◆ TASK DETAILS: Go line by line through the data and copy those with the word "Below".
○ ○ ○
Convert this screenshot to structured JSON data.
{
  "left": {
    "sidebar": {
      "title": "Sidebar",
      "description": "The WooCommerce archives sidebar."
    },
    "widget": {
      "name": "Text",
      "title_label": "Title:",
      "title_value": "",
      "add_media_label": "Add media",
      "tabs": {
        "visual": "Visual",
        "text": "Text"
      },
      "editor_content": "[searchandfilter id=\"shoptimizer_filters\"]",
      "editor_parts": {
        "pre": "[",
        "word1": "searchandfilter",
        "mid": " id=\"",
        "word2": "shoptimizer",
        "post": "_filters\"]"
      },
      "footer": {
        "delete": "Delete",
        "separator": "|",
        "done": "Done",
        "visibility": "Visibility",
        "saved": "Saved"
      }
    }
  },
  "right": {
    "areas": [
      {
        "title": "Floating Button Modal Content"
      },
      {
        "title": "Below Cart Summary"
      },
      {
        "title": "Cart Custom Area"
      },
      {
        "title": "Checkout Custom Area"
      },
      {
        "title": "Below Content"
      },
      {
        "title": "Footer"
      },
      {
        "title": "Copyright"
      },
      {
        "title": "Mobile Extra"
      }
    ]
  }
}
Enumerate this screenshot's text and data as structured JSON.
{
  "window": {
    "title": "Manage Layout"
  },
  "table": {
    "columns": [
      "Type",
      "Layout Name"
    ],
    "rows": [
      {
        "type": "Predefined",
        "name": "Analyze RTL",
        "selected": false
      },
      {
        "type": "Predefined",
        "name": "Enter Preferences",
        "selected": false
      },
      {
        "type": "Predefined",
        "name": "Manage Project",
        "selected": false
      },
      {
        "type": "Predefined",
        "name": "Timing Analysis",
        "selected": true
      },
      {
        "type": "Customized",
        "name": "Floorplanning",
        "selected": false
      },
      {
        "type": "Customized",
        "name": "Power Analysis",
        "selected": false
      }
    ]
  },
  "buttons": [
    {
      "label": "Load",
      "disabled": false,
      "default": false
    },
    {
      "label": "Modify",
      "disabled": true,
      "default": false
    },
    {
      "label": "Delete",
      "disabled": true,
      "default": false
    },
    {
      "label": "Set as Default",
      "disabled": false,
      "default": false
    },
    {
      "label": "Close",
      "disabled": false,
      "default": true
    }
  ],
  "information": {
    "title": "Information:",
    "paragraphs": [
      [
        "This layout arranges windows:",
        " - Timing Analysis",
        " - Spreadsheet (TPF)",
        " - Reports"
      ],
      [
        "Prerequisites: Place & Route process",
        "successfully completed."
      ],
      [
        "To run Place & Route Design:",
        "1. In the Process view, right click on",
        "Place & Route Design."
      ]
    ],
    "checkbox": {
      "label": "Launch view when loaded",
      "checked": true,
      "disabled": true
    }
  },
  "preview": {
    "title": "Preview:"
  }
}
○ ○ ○
◆ TASK SOLUTION:
        "title": "Below Cart Summary"
        "title": "Below Content"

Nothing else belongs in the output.